• _Task objective_
Verbatim copy without images: return all of the data as it stands.

• _Items listed in a dataset_
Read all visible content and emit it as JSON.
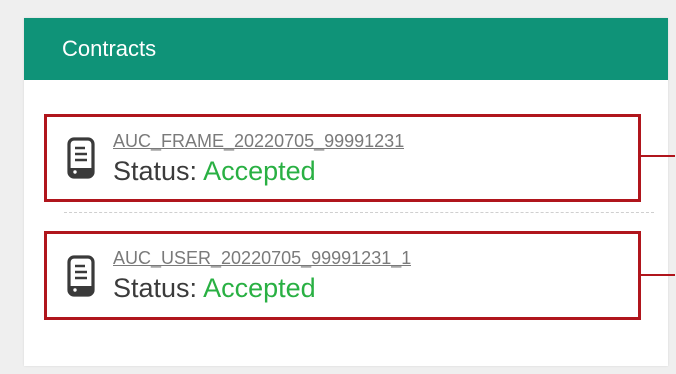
{
  "panel": {
    "title": "Contracts",
    "header_color": "#0f9378"
  },
  "contracts": [
    {
      "name": "AUC_FRAME_20220705_99991231",
      "status_label": "Status:",
      "status_value": "Accepted",
      "icon": "document-icon"
    },
    {
      "name": "AUC_USER_20220705_99991231_1",
      "status_label": "Status:",
      "status_value": "Accepted",
      "icon": "document-icon"
    }
  ],
  "colors": {
    "status_accepted": "#29b043",
    "highlight_border": "#b0151c"
  }
}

• _Answer to the exercise_
Read all visible content and emit it as JSON.
{
  "panel": {
    "title": "Contracts",
    "header_color": "#0f9378"
  },
  "contracts": [
    {
      "name": "AUC_FRAME_20220705_99991231",
      "status_label": "Status:",
      "status_value": "Accepted",
      "icon": "document-icon"
    },
    {
      "name": "AUC_USER_20220705_99991231_1",
      "status_label": "Status:",
      "status_value": "Accepted",
      "icon": "document-icon"
    }
  ],
  "colors": {
    "status_accepted": "#29b043",
    "highlight_border": "#b0151c"
  }
}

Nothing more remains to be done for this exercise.